Ella Productions is proud to present BELIEVE IN JAZZ, the first recording with Sheila Jordan and Serge Forté Trio. On November 8th 2003, during the 75th birthday Tour, this concert was recorded by Hubert Sewer, in charge of booking at “La Ferme Asile”, nice and warmly venue situated in Sion, Switzerland.
She recorded her very first album, for Blue Note, in 1962, and was in January 2004 the recipient of the highest distinction for JazzWomen through Lil Hardin Armstrong Jazz Heritage Award ( IAJE Women’s Caucus annually honours a pioneering female jazz musician deserving of wider recognition for her artistic excellence and outstanding contributions to jazz and to the history of women in jazz).
“Sheila portrays \"song\" in every possible way, with the slightest bend of a note, of a word, with a pause, a look, becoming immediately the song we needed to hear, the perfect reason for our hearts to beat. “ (David Linx)
Sheila Jordan deserves to be recognise in Europe as she is everywhere else, as one of the most interesting artists, able to sing like she was a saxophonist, taking risks, scatting, and “keeping the Music alive” all around the World , to still make us all “Believe in Jazz”.biography
Singer, writer & composer.
Born on novembrer 18th, 1928 in Detroit, USA.
Sheila Jeanette Dawson, 18 November 1928, Detroit, Michigan, USA. Raised in poverty in Pennsylvania’s coal-mining country, Jordan began singing as a child and by the time she was in her early teens was working semi-professionally in Detroit clubs. Her first great influence was Charlie Parker and, indeed, most of her influences have been instrumentalists rather than singers.

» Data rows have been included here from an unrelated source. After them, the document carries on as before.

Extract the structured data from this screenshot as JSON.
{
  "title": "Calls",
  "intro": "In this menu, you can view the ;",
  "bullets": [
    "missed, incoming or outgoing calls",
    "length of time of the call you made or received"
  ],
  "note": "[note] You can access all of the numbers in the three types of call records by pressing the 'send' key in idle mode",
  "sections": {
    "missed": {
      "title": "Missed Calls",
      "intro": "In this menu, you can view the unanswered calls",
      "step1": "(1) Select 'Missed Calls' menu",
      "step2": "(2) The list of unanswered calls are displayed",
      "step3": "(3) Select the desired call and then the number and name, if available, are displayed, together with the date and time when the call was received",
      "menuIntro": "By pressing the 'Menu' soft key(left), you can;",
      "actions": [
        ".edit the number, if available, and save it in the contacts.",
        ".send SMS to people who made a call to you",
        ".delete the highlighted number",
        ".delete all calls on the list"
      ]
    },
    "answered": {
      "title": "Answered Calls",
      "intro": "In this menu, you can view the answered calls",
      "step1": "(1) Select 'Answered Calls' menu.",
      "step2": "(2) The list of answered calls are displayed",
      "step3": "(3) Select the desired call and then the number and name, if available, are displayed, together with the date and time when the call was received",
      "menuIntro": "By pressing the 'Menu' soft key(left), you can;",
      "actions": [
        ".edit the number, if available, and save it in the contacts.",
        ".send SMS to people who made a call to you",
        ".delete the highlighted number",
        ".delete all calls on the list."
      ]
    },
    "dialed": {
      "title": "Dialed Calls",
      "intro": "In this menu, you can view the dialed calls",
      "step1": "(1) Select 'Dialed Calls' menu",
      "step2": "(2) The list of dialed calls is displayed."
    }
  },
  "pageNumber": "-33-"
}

Working chiefly with black musicians, she met with disapproval from the white community but persisted with her career. She was a member of a vocal trio, Skeeter, Mitch And Jean (she was Jean), who sang versions of Parker’s solos in a manner akin to that of the later Lambert, Hendricks And Ross. After moving to New York in the early 50s, she married Parker’s pianist, Duke Jordan, and studied with Charles Mingus and Lennie Tristano, but it was not until the early 60s that she made her first recordings.
One of these was under her own name, the other was The Outer View with George Russell, which featured a famous 10-minute version of \"You Are My Sunshine\". In the mid-60s her work encompassed jazz liturgies sung in churches and extensive club work, but her appeal was narrow even within the confines of jazz.
By the late 70s jazz audiences had begun to understand her uncompromising style a little more and her popularity increased - as did her appearances on record, which included albums with pianist Steve Kuhn, whose quartet she joined, and an album, Home, comprising a selection of Robert Creeley’s poems set to music and arranged by Steve Swallow.
A 1983 duo set with bassist Harvie Swartz, Old Time Feeling, comprises several of the standards Jordan regularly features in her live repertoire, while 1990’s Lost And Found pays tribute to her bebop roots. Both sets display her unique musical trademarks, such as the frequent and unexpected sweeping changes of pitch which still tend to confound an uninitiated audience.
Entirely non-derivative, Jordan is one of only a tiny handful of jazz singers who fully deserve the appellation and for whom no other term will do.
Sheila Jordan’s web site
2007 : Humanitarian 2006 IAJE has been given to Sheila Jordan on january 11th 2007. \"In 1982, IAJE activated the Humanitarian Award to honor members who love for teaching transcends the usual academic environment. The honor can only be presented to a person who, over the past 20 years, has evidenced in his or her efforts to perpetuate jazz, the four elements of humanism, dedication, non-prejudice, altruism, and love.\"
2006 MAC Lifetime Achievement Award
2004 Lil Hardin Armstrong Jazz Heritage Award : In the spirit of Lil Hardin Armstrong’s legacy, the IAJE Women’s Caucus annually honors a pioneering female jazz musician deserving of wider recognition for her artistic excellence and outstanding contributions to jazz and to the history of women in jazz.
Jazz Vocal Coalition Special Honorary Award
2001 Downbeat Magazine Critic’s Poll
Best Female Vocalist - Top 5!
Talent Deserving Wider Recognition
Named \"Talent Deserving Wider Recognition\" by Downbeat Magazine Critic’s Poll 9 times!
Named Top 5 in Downbeat Magazine Critic’s Poll \"Established Talent\" category every year since 1980.
Received two National Endowment for the Arts fellowships.
Best CD of the Year for \"Lost and Found\" - Wire Magazine (UK)
Vocal Album of the Year for \"Confirmation\" - Swing Journal - Japon